For sixteen years, she was also the artist-in-residence at the New Jersey Book Arts Symposium (NJBAS), a position that was invented expressly for her, from which illness forced her to retire in 2017. The pencil and pen sketches she produced during her first residency for The New Jersey International Book Arts Symposium in 2001 attest to her skill as a caricaturist and her binding curiosity about people. One can see the same whimsical and somewhat dangerous touch in the hundreds of photographs she took between 2002 and 2016, available on the New Jersey Book Arts website.
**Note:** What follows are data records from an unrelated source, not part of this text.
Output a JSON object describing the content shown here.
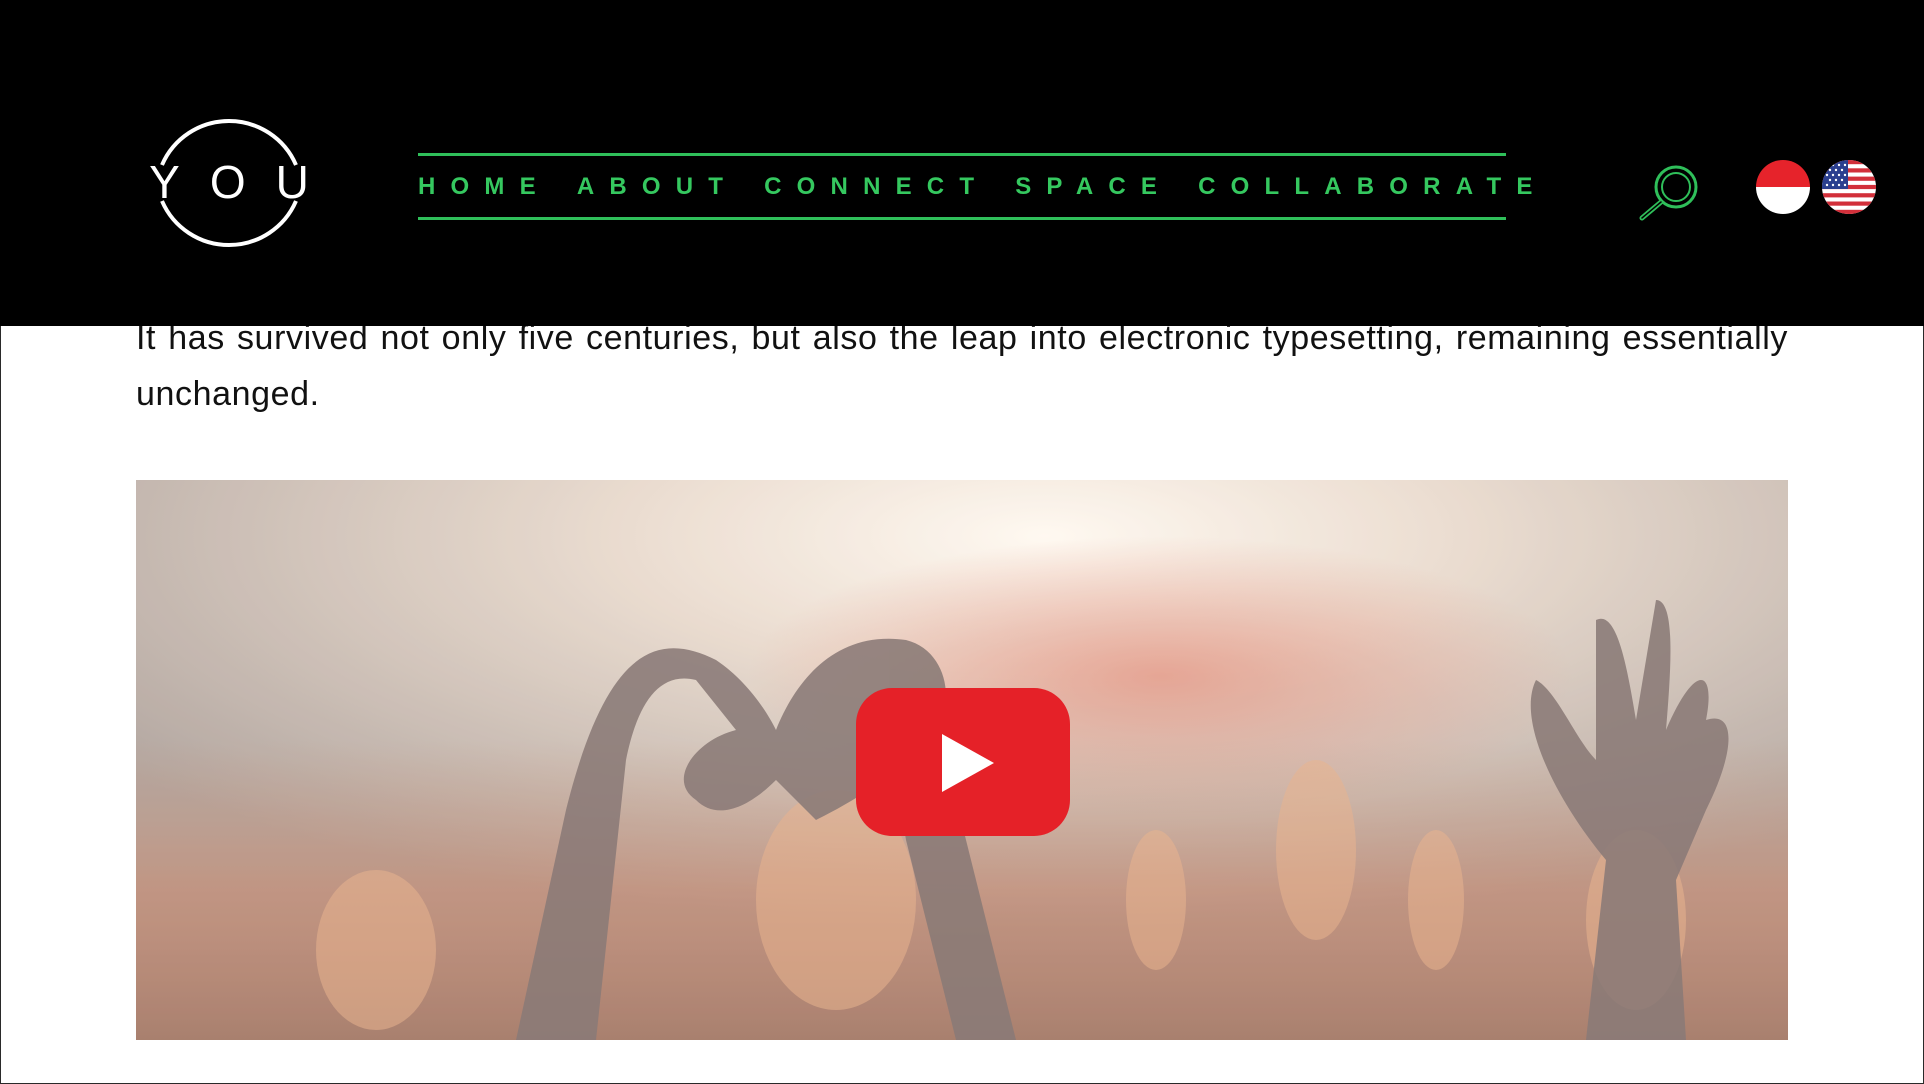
{
  "header": {
    "logo_text": "YOU",
    "nav": [
      {
        "label": "HOME"
      },
      {
        "label": "ABOUT"
      },
      {
        "label": "CONNECT"
      },
      {
        "label": "SPACE"
      },
      {
        "label": "COLLABORATE"
      }
    ],
    "search_icon": "search-icon",
    "flags": [
      "indonesia-flag",
      "usa-flag"
    ]
  },
  "content": {
    "paragraph": "It has survived not only five centuries, but also the leap into electronic typesetting, remaining essentially unchanged."
  },
  "video": {
    "play_icon": "youtube-play-icon"
  },
  "colors": {
    "header_bg": "#000000",
    "accent_green": "#2fbf5a",
    "youtube_red": "#e52128"
  }
}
Wilson seems at times to have used “documentarian” as a pretext, to record with a particular relish the moments of awkwardness, anger, shyness, but also clarity, warmth, joy, and serendipity that constituted the social component of meetings. (See for example her photographs for Styles of Collecting, Styles of the Book.)

In her more reflective work, Wilson was a restless innovator and lifelong improviser: her artists’ books typify the elasticity of the medium in their adaptation of a wide variety of techniques – photography, drawing, etching, collage, painting, and woodworking, to name a few. What is most characteristic of her work is her use of irony and subversive, self-effacing wit to investigate the darker experiences and emotions – abuse, loss, failure, heartbreak, disappointment.

A prolific video artist, Wilson produced a body of work available on YouTube that includes hard-earned observations on painting, book arts and book artists. These typically have overly modest titles that belie their value and the seriousness of their commitment to art, such as “How to Start an Artists’ Book with No Ideas,” “How to Amuse Yourself With Nothing Much to Show for It,” “Old, Fat and Voting for Bernie,” “Marcia Sandmeyer Wilson Tells How to Alleviate Depression with a Cucumber Sandwich,” and “Artist Marcia Sandmeyer Wilson Sings in Order to Succeed You Have to Fail.” All of these can be seen on her YouTube channel.

Regardless of her medium, Wilson was a natural story-teller, and the theme to which her work continually returns is the pleasure of creating art, and art’s ability to draw people together, to transcend isolation and loss.

For more, view Wilson’s impromptu talk at the NJBAS in 2016.